Problem requirements: Give back each line of the material that contains the word "Files".

Task material:
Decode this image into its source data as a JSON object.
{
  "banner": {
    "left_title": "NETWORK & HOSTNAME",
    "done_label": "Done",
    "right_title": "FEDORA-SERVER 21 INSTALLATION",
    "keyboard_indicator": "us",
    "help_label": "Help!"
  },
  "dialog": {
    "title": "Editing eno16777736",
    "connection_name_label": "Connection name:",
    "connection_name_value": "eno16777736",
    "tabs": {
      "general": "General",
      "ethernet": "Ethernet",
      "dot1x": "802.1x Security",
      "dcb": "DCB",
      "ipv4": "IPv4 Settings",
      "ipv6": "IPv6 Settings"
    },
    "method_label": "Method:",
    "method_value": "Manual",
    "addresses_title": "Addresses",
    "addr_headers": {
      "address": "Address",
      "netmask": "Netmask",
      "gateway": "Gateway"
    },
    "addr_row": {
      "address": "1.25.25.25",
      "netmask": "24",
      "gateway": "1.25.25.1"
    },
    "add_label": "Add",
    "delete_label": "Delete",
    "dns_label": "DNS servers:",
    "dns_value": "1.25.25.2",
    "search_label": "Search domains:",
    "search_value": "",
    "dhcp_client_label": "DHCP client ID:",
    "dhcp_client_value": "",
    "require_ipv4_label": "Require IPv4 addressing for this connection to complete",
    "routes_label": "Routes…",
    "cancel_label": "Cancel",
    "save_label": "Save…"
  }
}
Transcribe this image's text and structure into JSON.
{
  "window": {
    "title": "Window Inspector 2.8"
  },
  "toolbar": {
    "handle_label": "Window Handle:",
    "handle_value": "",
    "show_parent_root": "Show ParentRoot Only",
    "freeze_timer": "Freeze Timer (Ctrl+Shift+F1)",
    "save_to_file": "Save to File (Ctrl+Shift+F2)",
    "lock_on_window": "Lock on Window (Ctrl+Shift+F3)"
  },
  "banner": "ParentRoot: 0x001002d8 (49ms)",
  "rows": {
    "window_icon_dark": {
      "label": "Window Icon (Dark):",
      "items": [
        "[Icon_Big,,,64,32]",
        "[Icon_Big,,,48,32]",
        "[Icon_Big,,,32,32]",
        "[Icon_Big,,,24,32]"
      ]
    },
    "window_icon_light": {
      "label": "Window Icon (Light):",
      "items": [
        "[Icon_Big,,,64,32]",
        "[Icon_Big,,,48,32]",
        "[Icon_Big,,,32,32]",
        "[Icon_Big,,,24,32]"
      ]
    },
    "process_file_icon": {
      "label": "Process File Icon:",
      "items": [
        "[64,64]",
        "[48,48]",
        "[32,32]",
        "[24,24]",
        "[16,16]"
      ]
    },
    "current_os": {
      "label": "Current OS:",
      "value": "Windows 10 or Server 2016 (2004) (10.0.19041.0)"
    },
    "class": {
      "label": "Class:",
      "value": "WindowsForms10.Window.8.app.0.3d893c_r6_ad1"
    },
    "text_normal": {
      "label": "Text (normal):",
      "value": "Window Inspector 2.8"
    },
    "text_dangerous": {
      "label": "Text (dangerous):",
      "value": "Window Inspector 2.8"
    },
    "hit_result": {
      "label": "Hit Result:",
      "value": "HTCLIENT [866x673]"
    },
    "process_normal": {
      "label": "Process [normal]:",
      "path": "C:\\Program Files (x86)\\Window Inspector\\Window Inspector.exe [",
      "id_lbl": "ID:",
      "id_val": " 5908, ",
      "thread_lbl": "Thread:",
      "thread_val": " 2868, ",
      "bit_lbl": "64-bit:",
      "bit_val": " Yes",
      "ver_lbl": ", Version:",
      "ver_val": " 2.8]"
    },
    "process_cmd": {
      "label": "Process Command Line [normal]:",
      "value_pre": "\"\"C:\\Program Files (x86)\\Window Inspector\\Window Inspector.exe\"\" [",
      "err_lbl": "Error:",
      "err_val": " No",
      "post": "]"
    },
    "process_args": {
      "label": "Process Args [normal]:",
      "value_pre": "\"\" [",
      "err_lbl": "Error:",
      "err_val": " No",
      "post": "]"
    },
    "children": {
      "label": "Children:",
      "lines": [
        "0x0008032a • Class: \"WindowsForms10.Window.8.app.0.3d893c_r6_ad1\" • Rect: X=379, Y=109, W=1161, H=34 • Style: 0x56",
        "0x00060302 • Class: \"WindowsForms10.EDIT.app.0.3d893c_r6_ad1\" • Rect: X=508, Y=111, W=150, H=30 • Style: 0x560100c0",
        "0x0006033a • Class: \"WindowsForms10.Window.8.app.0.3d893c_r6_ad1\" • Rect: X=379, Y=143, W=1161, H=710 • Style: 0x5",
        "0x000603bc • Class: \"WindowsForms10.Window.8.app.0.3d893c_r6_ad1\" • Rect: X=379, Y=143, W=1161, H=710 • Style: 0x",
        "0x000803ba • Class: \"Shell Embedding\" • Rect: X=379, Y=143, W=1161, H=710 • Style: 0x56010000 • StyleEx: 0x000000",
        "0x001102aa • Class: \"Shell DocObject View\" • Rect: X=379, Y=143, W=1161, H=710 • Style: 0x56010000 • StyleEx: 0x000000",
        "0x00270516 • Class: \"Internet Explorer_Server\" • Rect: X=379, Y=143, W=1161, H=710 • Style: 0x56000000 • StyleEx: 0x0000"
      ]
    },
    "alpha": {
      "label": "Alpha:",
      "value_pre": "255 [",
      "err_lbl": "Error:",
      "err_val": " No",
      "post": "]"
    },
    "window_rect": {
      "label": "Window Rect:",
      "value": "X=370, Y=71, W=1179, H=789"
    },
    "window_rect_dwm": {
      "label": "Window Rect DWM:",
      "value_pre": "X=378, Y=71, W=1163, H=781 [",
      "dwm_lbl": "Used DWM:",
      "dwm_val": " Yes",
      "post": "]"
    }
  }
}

Result below:
      "path": "C:\\Program Files (x86)\\Window Inspector\\Window Inspector.exe [",
      "value_pre": "\"\"C:\\Program Files (x86)\\Window Inspector\\Window Inspector.exe\"\" [",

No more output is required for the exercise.